16
comment Where does the word ダイヤ come from that means “train schedule”?
@hippietrail: I realized that both Daijirin and Daijisen just say ダイヤ is a shorthand for ダイヤグラム (I ignore diamond here). Since ダイヤグラム can mean diagram in general, I cannot back up what I wrote in my last comment. Hmm. :(
Jun
16
comment Nuances between the different kanji spellings of あける:明ける vs. 開ける vs. 空ける
I have the impression that that use cases of these three kanji are almost disjoint, but I am not completely sure.
Jun
16
comment Does “おつまみ” (otsumami) mean “snack” or “rice crackers” or “crunchy snack” like chips and peanuts, or something else entirely?
To be more precise, つまむ means to pick a small thing with fingers rather than to grab with a hand. (Just in case, it is a different word from つかむ (to grab).)
Jun
16
comment Does “keigo” cover only the use of honorific/humble/polite elements, or does it cover the full range and choice of what to use and not use?
Thank you for the edit!
Jun
16
reviewed Approve particle-へ tag wiki
Jun
16
reviewed Approve numbers tag wiki excerpt
Jun
16
reviewed Approve na-adjectives tag wiki excerpt
Jun
16
reviewed Approve na-adjectives tag wiki
Jun
16
reviewed Approve i-adjectives tag wiki excerpt
Jun
16
reviewed Approve dialects tag wiki excerpt
Jun
16
comment Where does the word ダイヤ come from that means “train schedule”?
@hippietrail: No, I do not think so. As far as I know, ダイヤ for diagram is only used when it refers to public transportation. (As you know, ダイヤ for diamond is unrelated.)
Jun
16
comment Does “keigo” cover only the use of honorific/humble/polite elements, or does it cover the full range and choice of what to use and not use?

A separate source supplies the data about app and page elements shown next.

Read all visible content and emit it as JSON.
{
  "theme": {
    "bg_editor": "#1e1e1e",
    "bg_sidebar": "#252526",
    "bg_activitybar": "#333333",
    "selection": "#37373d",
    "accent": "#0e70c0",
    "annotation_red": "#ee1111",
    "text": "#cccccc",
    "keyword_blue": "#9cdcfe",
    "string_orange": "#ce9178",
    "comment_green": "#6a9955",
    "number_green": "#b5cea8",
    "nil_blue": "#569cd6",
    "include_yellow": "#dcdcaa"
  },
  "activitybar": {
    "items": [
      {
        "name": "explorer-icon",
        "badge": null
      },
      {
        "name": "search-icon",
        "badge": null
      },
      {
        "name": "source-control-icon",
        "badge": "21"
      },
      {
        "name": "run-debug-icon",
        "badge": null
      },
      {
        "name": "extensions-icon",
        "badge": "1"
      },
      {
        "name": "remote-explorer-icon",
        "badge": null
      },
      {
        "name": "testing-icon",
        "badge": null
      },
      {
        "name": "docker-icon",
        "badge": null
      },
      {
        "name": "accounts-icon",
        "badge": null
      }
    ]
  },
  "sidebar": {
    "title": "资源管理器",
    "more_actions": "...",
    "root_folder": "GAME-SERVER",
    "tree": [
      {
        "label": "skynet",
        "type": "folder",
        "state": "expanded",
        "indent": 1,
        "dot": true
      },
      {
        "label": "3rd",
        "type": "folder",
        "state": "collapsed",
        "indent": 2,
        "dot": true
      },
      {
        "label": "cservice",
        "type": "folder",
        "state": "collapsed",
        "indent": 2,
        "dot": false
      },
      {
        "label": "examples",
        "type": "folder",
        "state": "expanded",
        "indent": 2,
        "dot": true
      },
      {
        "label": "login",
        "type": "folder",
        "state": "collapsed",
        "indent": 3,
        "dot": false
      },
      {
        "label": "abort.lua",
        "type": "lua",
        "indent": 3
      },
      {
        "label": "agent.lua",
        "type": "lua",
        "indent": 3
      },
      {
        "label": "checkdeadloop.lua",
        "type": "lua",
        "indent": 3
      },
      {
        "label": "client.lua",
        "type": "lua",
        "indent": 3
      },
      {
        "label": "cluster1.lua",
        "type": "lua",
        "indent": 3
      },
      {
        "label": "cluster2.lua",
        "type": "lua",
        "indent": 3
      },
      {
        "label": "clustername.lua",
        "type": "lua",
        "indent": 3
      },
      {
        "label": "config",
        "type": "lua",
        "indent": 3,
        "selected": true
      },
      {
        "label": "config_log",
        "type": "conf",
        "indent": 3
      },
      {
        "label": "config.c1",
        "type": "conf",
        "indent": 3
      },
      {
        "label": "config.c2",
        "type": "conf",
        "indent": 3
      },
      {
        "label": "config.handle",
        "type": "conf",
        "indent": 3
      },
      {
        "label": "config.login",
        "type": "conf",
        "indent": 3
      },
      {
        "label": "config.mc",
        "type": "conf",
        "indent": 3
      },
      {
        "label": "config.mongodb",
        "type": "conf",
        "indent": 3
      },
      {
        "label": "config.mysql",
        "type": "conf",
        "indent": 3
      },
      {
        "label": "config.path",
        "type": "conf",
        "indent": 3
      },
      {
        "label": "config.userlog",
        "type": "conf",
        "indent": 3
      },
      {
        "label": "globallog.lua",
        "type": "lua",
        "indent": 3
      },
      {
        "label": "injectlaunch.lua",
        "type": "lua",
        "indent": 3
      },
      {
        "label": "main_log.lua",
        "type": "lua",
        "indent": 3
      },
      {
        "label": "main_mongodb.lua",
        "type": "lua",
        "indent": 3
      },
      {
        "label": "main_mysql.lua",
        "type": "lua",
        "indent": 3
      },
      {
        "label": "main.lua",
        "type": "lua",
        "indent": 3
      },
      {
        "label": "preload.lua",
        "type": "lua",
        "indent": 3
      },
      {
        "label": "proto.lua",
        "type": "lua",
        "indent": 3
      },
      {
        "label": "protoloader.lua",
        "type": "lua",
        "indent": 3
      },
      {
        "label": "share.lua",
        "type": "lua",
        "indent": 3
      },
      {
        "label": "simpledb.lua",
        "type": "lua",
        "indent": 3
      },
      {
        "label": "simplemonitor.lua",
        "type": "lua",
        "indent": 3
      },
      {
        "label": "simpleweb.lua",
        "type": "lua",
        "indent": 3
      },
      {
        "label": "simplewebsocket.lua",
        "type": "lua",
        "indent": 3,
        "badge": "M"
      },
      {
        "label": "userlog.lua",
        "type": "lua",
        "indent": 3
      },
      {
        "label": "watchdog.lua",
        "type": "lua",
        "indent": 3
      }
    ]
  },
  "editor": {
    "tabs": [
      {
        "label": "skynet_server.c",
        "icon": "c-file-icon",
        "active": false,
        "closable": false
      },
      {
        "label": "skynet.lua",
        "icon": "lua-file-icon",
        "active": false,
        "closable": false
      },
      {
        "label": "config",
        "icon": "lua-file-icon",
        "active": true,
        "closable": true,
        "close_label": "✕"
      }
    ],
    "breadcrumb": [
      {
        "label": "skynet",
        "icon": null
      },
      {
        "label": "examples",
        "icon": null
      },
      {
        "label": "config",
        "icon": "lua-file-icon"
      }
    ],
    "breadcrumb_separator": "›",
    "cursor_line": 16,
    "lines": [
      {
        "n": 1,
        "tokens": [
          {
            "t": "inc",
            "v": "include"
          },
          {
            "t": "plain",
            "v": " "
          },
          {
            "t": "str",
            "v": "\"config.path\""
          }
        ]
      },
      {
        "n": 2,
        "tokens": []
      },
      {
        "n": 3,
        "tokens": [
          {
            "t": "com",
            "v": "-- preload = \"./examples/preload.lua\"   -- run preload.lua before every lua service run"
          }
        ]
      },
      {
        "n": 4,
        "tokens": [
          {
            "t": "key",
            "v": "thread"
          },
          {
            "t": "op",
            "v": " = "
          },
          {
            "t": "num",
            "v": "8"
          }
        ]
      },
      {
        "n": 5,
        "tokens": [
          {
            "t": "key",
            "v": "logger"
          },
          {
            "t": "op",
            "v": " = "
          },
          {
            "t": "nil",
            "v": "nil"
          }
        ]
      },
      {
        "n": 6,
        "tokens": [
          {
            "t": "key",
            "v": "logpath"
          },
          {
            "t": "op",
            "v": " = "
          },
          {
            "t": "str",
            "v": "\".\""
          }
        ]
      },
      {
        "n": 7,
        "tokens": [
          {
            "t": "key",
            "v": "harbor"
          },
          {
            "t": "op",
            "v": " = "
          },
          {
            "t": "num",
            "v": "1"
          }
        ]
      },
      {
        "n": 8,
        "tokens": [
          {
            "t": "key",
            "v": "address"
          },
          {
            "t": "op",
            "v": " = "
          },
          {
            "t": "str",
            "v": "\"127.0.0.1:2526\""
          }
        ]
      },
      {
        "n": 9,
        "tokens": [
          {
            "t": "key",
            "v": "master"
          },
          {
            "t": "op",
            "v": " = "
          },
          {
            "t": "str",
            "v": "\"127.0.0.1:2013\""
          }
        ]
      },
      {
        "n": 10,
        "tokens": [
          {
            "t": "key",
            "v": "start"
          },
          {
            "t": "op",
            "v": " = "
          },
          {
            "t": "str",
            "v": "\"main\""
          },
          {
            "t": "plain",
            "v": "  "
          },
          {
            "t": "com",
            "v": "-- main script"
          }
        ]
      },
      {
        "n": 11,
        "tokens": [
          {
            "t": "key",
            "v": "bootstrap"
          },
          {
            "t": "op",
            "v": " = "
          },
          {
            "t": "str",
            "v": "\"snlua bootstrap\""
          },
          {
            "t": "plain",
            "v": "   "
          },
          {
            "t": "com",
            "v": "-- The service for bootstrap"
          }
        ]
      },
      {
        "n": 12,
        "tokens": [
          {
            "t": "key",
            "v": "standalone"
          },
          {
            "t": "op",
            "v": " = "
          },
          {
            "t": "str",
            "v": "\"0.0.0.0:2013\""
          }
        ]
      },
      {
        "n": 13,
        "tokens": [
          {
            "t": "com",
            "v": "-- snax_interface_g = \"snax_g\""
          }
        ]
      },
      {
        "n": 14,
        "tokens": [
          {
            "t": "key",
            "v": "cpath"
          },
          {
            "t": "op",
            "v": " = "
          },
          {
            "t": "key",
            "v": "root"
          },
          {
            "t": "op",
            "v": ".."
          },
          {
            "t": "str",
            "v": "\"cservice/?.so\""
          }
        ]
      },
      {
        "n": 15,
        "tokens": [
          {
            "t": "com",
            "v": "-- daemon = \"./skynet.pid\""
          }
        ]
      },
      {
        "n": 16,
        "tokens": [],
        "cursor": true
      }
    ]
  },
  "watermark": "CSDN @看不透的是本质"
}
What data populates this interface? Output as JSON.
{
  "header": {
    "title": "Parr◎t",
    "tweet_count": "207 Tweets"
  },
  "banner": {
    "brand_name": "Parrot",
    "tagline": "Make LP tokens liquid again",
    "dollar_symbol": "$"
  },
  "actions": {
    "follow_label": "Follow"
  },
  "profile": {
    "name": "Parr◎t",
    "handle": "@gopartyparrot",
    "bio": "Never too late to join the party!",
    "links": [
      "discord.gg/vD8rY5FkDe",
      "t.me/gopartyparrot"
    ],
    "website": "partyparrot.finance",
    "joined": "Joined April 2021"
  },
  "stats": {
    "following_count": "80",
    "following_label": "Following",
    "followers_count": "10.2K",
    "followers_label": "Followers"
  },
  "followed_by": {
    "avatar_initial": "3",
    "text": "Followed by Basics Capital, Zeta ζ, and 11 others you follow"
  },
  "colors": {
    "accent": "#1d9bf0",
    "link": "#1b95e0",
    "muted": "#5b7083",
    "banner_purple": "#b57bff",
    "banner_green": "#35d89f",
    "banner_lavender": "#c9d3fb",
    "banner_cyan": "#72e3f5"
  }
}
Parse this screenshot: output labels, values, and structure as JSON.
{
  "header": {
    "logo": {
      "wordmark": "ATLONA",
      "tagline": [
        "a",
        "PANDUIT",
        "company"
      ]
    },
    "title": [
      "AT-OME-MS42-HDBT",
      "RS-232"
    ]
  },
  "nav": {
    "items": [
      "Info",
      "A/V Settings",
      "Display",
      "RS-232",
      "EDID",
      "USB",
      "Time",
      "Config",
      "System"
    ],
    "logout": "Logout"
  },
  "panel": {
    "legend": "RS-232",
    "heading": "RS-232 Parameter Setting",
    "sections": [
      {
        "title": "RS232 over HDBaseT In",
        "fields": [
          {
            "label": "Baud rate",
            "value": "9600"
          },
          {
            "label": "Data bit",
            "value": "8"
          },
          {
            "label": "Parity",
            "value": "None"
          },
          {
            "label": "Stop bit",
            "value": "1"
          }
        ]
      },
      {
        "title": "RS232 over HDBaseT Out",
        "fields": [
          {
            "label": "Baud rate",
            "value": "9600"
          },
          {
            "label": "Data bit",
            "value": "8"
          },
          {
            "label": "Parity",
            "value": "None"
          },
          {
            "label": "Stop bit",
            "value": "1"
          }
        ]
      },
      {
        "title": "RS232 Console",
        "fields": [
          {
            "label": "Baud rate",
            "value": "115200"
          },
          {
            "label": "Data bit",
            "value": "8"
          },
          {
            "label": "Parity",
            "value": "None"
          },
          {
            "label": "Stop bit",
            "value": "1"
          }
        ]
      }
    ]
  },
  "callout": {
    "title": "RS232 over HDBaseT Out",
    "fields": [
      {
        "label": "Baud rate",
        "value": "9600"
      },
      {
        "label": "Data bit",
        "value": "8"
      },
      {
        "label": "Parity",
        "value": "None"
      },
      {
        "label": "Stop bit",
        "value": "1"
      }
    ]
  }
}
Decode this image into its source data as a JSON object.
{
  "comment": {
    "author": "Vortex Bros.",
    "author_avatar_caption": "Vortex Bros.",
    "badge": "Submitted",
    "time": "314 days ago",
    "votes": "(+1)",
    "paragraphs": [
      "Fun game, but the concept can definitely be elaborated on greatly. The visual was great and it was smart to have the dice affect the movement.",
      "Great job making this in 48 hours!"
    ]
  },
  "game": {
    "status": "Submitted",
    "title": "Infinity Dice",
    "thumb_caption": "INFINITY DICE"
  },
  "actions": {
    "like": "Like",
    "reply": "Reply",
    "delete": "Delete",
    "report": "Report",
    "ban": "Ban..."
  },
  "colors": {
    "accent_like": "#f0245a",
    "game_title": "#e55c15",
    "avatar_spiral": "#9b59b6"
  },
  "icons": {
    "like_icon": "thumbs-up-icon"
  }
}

I think that it is the easiest to add that reply of yours to the question together with a link to your previous question, so that people do not have to read comments to understand the difference.
Jun
15
revised What's the difference between “さけ” (sake) and “しゃけ” (shake)?
grammar
Jun
15
comment What's the difference between “さけ” (sake) and “しゃけ” (shake)?
@Mark: Be careful not to say ツナ when you want sushi with まぐろ, because ツナ usually does not mean fresh tuna :) japanese.stackexchange.com/questions/533/…
Jun
15
comment 超 vs めっちゃ + explanation
You are asking a lot in one question….
Jun
15
revised What's the difference between “さけ” (sake) and “しゃけ” (shake)?
added kanji
Jun
15
comment What's the difference between “さけ” (sake) and “しゃけ” (shake)?
Looking at the title of this question, I cannot help imagining a cold drink made from salmon (which will probably taste bad).
Jun
15
suggested approved edit on pronunciation tag wiki excerpt
Jun
15
answered what is the past tense of お腹が空いた?
Jun
15
comment What is the meaning and etymology of 蝶よ花よ?
If the phrase 蝶よ花よ has its origin in Chinese, that is very interesting. A quick search on the web shows that there are several plants whose Chinese names end with 蝶花, but again this fact alone does not tell the origin of the phrase 蝶よ花よ.